Summary The paper introduces the results of the first CO2 fracturing campaign conducted in the Williston Basin. From 2015 to 2019, 11 horizontal multistage wells were safely stimulated using a CO2-hybrid design to improve production and store CO2 underground. The fracturing design consisted of the injection of a supercritical CO2 prepad (with a target injected volume of 5,000 tons per well) followed by a traditional slickwater or hybrid proppant slurry. The CO2 was captured from point-source plants that would have released the CO2 to the atmosphere otherwise.
The performance of the CO2 fracturing design is compared to the performance of nearby hybrid and slickwater designs. The paper provides a range of potential production uplift for both 12-month production and estimated ultimate recovery (EUR). The paper also provides the range of CO2 concentrations produced back to the surface and an estimate of CO2 storage potential based on extensive compositional monitoring.
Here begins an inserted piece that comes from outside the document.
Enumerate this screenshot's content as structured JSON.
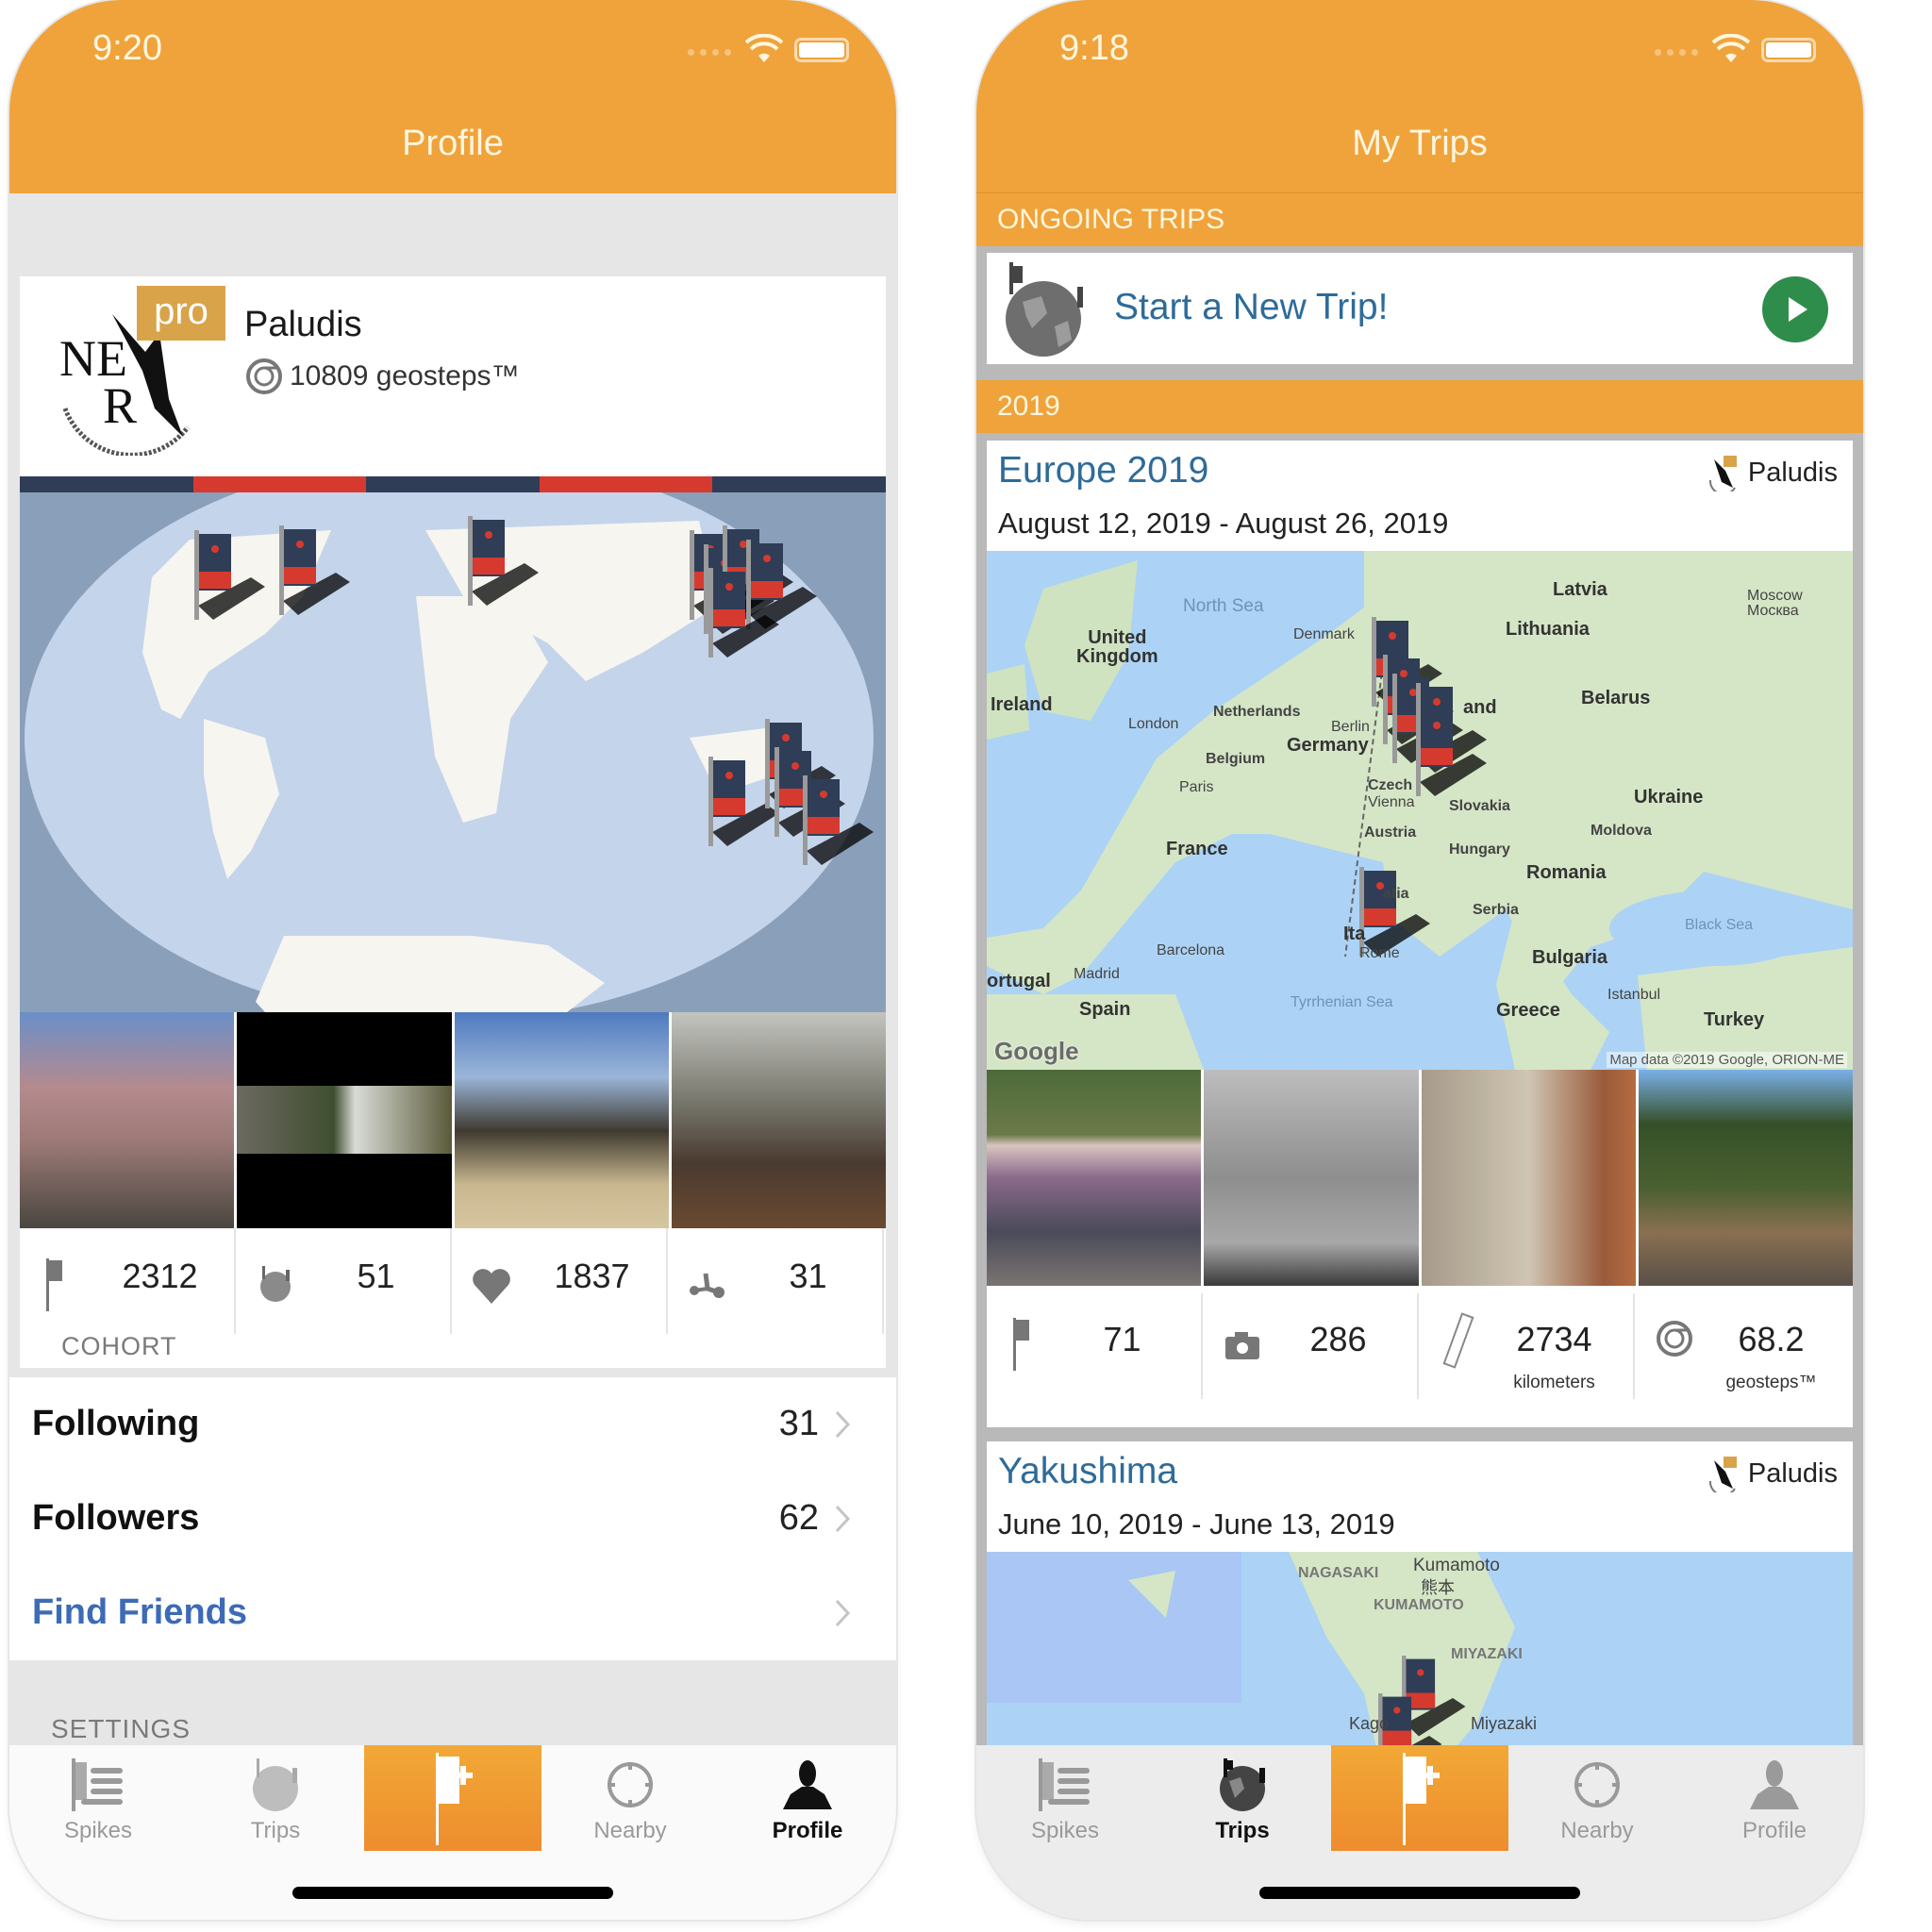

The paper shares practical guidelines and recommendations to facilitate the understanding and logistics of CO2 operations during injection and production. The field study highlights critical considerations related to fracturing design, logistics, operational handling of CO2, reservoir uplift, and permanent CO2 storage potential. The analysis provides new insight to the storage potential for CO2 fracturing, enhanced oil recovery, and carbon capture and storage (CCS) applications in the Williston Basin, and by extension to other ultratight formations.